» THE PROBLEM
Word for word, return each entry that follows, with every image removed.

» TASK INPUTS
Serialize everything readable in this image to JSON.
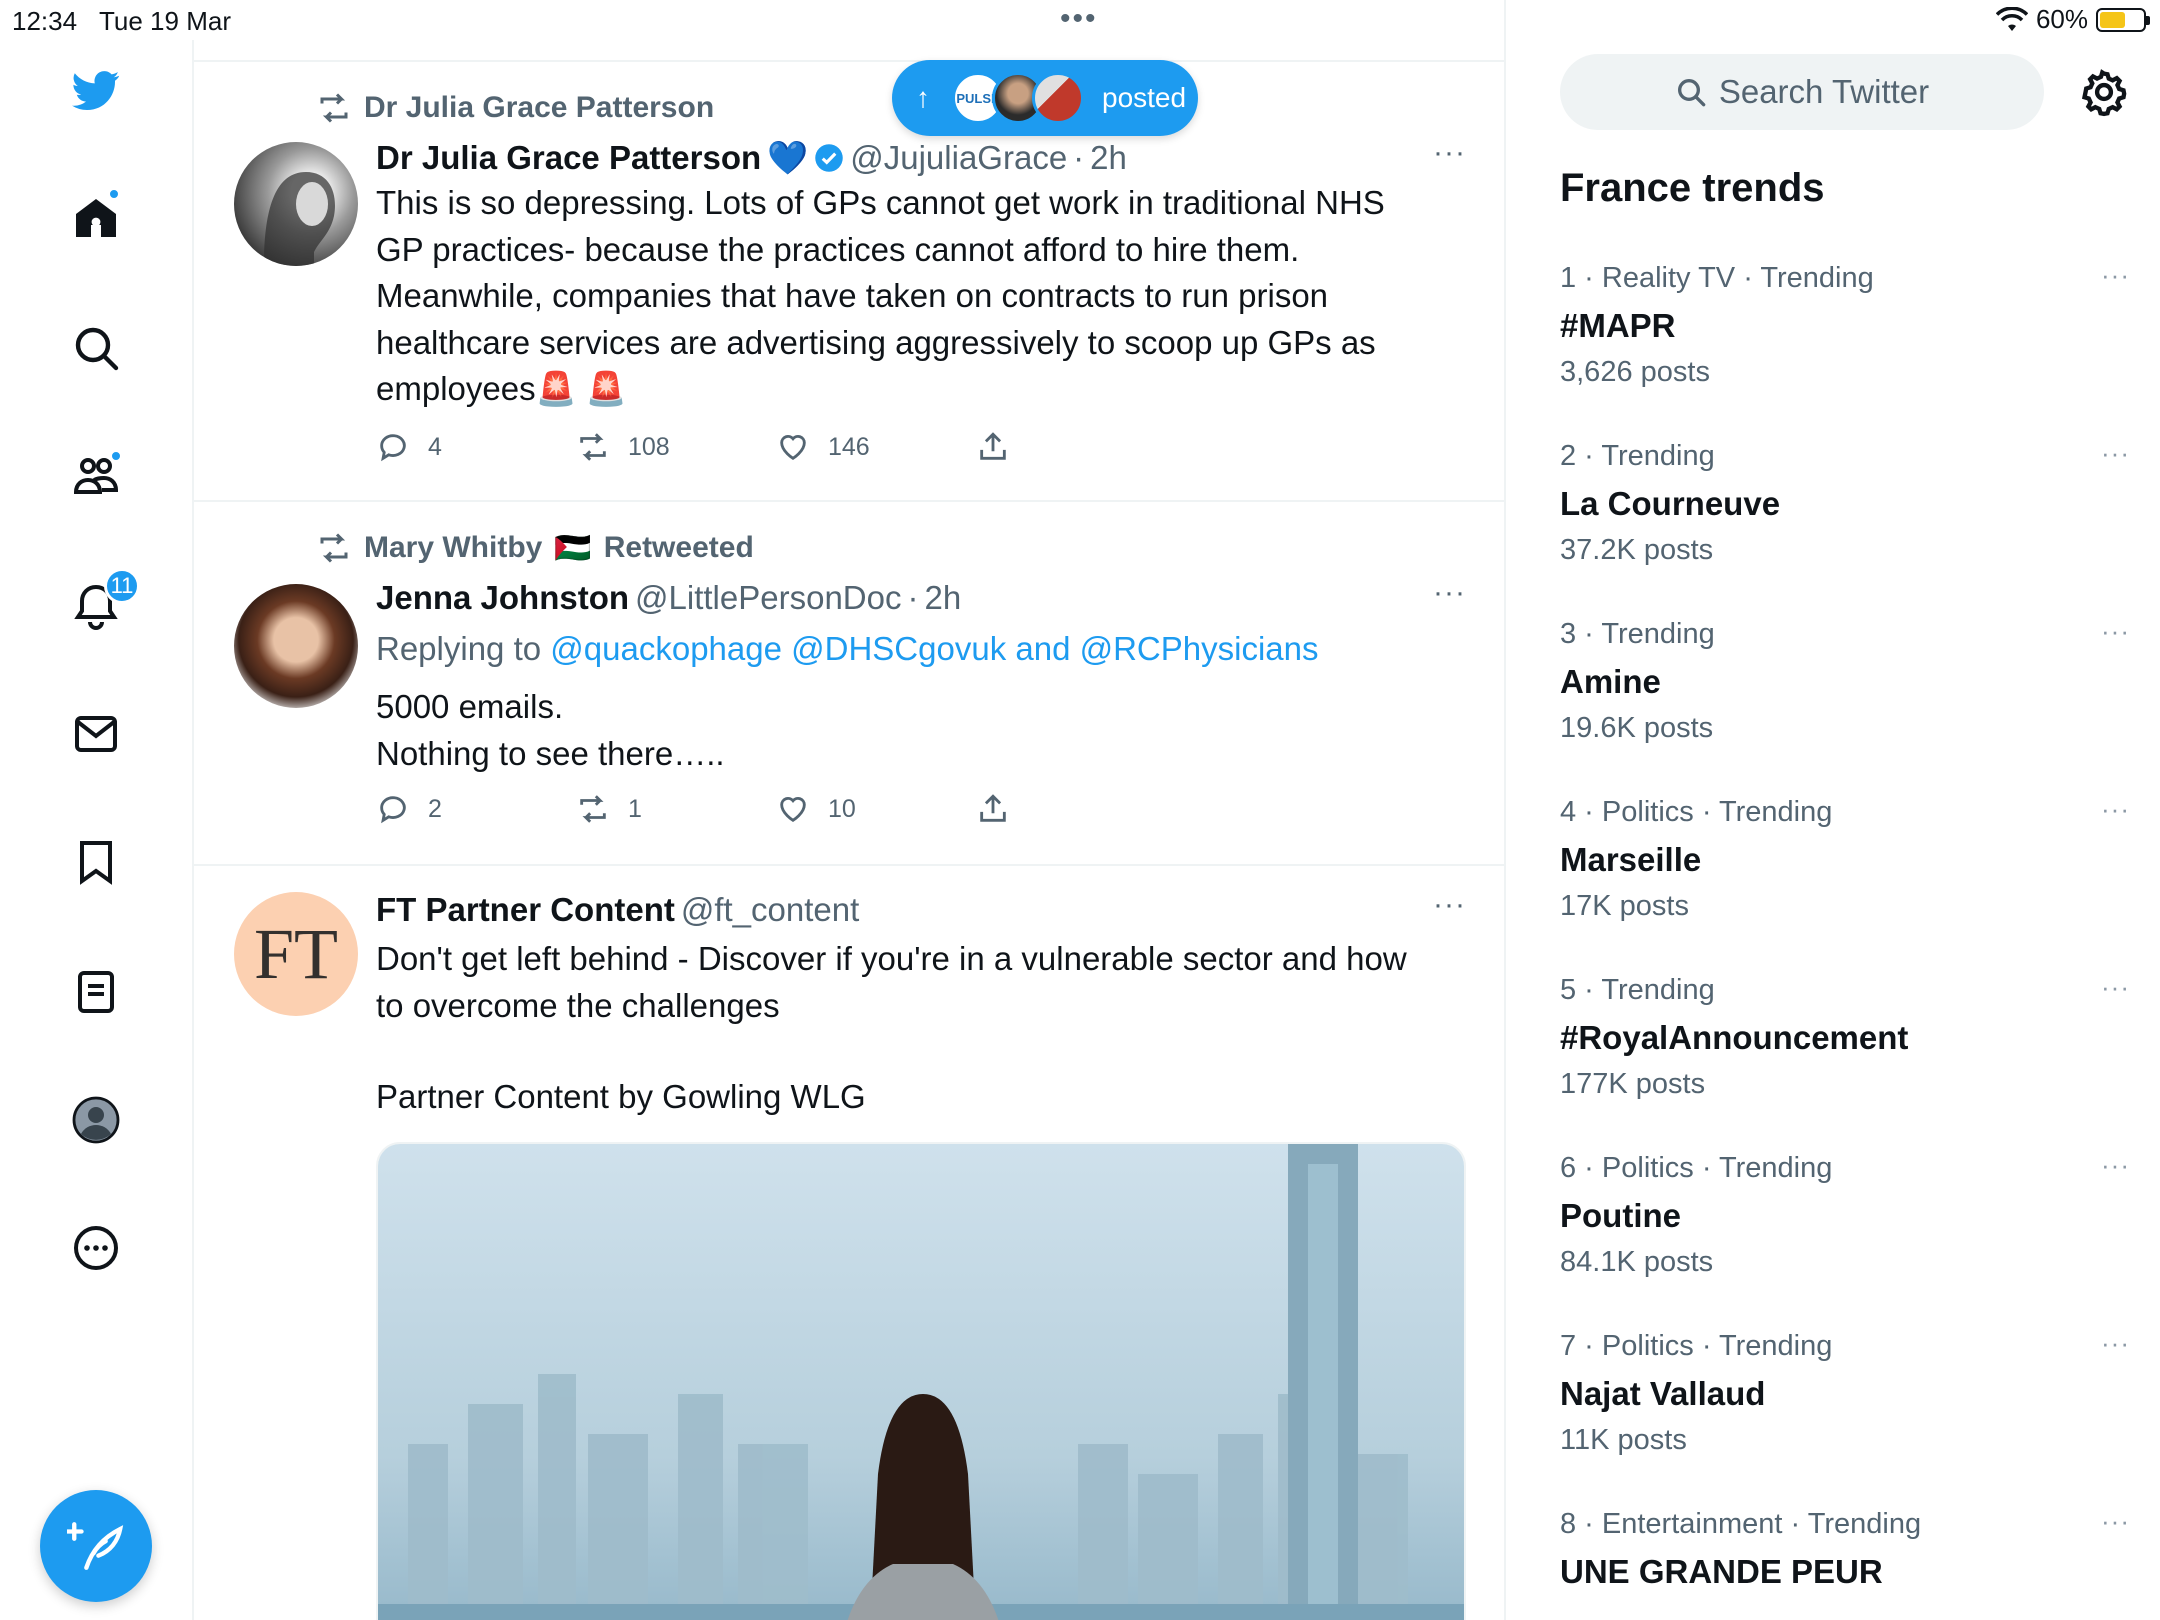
{
  "status": {
    "time": "12:34",
    "date": "Tue 19 Mar",
    "battery": "60%",
    "dots": "•••"
  },
  "nav": {
    "notifications_badge": "11",
    "items": [
      "home-icon",
      "search-icon",
      "communities-icon",
      "notifications-icon",
      "messages-icon",
      "bookmarks-icon",
      "lists-icon",
      "profile-icon",
      "more-icon"
    ]
  },
  "posted_pill": {
    "label": "posted",
    "arrow": "↑",
    "pulse_label": "PULSE"
  },
  "tweets": [
    {
      "social": "Dr Julia Grace Patterson",
      "name": "Dr Julia Grace Patterson",
      "emoji": "💙",
      "handle": "@JujuliaGrace",
      "sep": "·",
      "time": "2h",
      "text_lines": [
        "This is so depressing. Lots of GPs cannot get work in traditional NHS",
        "GP practices- because the practices cannot afford to hire them.",
        "Meanwhile, companies that have taken on contracts to run prison",
        "healthcare services are advertising aggressively to scoop up GPs as",
        "employees🚨 🚨"
      ],
      "replies": "4",
      "retweets": "108",
      "likes": "146"
    },
    {
      "social_name": "Mary Whitby",
      "social_flag": "🇵🇸",
      "social_suffix": "Retweeted",
      "name": "Jenna Johnston",
      "handle": "@LittlePersonDoc",
      "sep": "·",
      "time": "2h",
      "reply_prefix": "Replying to",
      "reply_targets": "@quackophage @DHSCgovuk and @RCPhysicians",
      "text_lines": [
        "5000 emails.",
        "Nothing to see there….."
      ],
      "replies": "2",
      "retweets": "1",
      "likes": "10"
    },
    {
      "avatar_text": "FT",
      "name": "FT Partner Content",
      "handle": "@ft_content",
      "text_lines": [
        "Don't get left behind - Discover if you're in a vulnerable sector and how",
        "to overcome the challenges"
      ],
      "partner_line": "Partner Content by Gowling WLG"
    }
  ],
  "right": {
    "search_placeholder": "Search Twitter",
    "trends_title": "France trends",
    "trends": [
      {
        "meta": "1 · Reality TV · Trending",
        "name": "#MAPR",
        "count": "3,626 posts"
      },
      {
        "meta": "2 · Trending",
        "name": "La Courneuve",
        "count": "37.2K posts"
      },
      {
        "meta": "3 · Trending",
        "name": "Amine",
        "count": "19.6K posts"
      },
      {
        "meta": "4 · Politics · Trending",
        "name": "Marseille",
        "count": "17K posts"
      },
      {
        "meta": "5 · Trending",
        "name": "#RoyalAnnouncement",
        "count": "177K posts"
      },
      {
        "meta": "6 · Politics · Trending",
        "name": "Poutine",
        "count": "84.1K posts"
      },
      {
        "meta": "7 · Politics · Trending",
        "name": "Najat Vallaud",
        "count": "11K posts"
      },
      {
        "meta": "8 · Entertainment · Trending",
        "name": "UNE GRANDE PEUR",
        "count": ""
      }
    ],
    "more": "···"
  },
  "colors": {
    "accent": "#1d9bf0",
    "text": "#0f1419",
    "muted": "#536471",
    "border": "#eff3f4"
  }
}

» SOLUTION TO THIS PROBLEM
Serialize everything readable in this image to JSON.
{
  "status": {
    "time": "12:34",
    "date": "Tue 19 Mar",
    "battery": "60%",
    "dots": "•••"
  },
  "nav": {
    "notifications_badge": "11",
    "items": [
      "home-icon",
      "search-icon",
      "communities-icon",
      "notifications-icon",
      "messages-icon",
      "bookmarks-icon",
      "lists-icon",
      "profile-icon",
      "more-icon"
    ]
  },
  "posted_pill": {
    "label": "posted",
    "arrow": "↑",
    "pulse_label": "PULSE"
  },
  "tweets": [
    {
      "social": "Dr Julia Grace Patterson",
      "name": "Dr Julia Grace Patterson",
      "emoji": "💙",
      "handle": "@JujuliaGrace",
      "sep": "·",
      "time": "2h",
      "text_lines": [
        "This is so depressing. Lots of GPs cannot get work in traditional NHS",
        "GP practices- because the practices cannot afford to hire them.",
        "Meanwhile, companies that have taken on contracts to run prison",
        "healthcare services are advertising aggressively to scoop up GPs as",
        "employees🚨 🚨"
      ],
      "replies": "4",
      "retweets": "108",
      "likes": "146"
    },
    {
      "social_name": "Mary Whitby",
      "social_flag": "🇵🇸",
      "social_suffix": "Retweeted",
      "name": "Jenna Johnston",
      "handle": "@LittlePersonDoc",
      "sep": "·",
      "time": "2h",
      "reply_prefix": "Replying to",
      "reply_targets": "@quackophage @DHSCgovuk and @RCPhysicians",
      "text_lines": [
        "5000 emails.",
        "Nothing to see there….."
      ],
      "replies": "2",
      "retweets": "1",
      "likes": "10"
    },
    {
      "avatar_text": "FT",
      "name": "FT Partner Content",
      "handle": "@ft_content",
      "text_lines": [
        "Don't get left behind - Discover if you're in a vulnerable sector and how",
        "to overcome the challenges"
      ],
      "partner_line": "Partner Content by Gowling WLG"
    }
  ],
  "right": {
    "search_placeholder": "Search Twitter",
    "trends_title": "France trends",
    "trends": [
      {
        "meta": "1 · Reality TV · Trending",
        "name": "#MAPR",
        "count": "3,626 posts"
      },
      {
        "meta": "2 · Trending",
        "name": "La Courneuve",
        "count": "37.2K posts"
      },
      {
        "meta": "3 · Trending",
        "name": "Amine",
        "count": "19.6K posts"
      },
      {
        "meta": "4 · Politics · Trending",
        "name": "Marseille",
        "count": "17K posts"
      },
      {
        "meta": "5 · Trending",
        "name": "#RoyalAnnouncement",
        "count": "177K posts"
      },
      {
        "meta": "6 · Politics · Trending",
        "name": "Poutine",
        "count": "84.1K posts"
      },
      {
        "meta": "7 · Politics · Trending",
        "name": "Najat Vallaud",
        "count": "11K posts"
      },
      {
        "meta": "8 · Entertainment · Trending",
        "name": "UNE GRANDE PEUR",
        "count": ""
      }
    ],
    "more": "···"
  },
  "colors": {
    "accent": "#1d9bf0",
    "text": "#0f1419",
    "muted": "#536471",
    "border": "#eff3f4"
  }
}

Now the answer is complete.